Data excerpts
-=-=-
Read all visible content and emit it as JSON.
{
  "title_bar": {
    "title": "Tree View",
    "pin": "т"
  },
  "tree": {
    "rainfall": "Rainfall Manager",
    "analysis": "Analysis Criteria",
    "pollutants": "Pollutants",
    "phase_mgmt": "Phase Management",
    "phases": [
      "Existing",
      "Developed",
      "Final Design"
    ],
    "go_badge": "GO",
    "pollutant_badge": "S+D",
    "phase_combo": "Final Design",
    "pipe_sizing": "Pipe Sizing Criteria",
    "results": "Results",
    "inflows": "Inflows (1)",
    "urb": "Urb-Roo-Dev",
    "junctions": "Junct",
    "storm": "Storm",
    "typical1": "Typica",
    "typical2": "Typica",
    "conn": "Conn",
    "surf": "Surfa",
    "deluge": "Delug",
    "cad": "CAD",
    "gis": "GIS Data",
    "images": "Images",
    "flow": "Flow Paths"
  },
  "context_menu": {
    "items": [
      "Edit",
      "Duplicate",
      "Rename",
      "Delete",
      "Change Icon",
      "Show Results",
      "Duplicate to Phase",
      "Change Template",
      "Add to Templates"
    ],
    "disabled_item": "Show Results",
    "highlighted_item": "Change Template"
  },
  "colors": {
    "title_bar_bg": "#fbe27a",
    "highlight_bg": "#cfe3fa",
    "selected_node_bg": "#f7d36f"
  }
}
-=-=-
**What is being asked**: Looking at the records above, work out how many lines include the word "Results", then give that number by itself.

**Output**: 3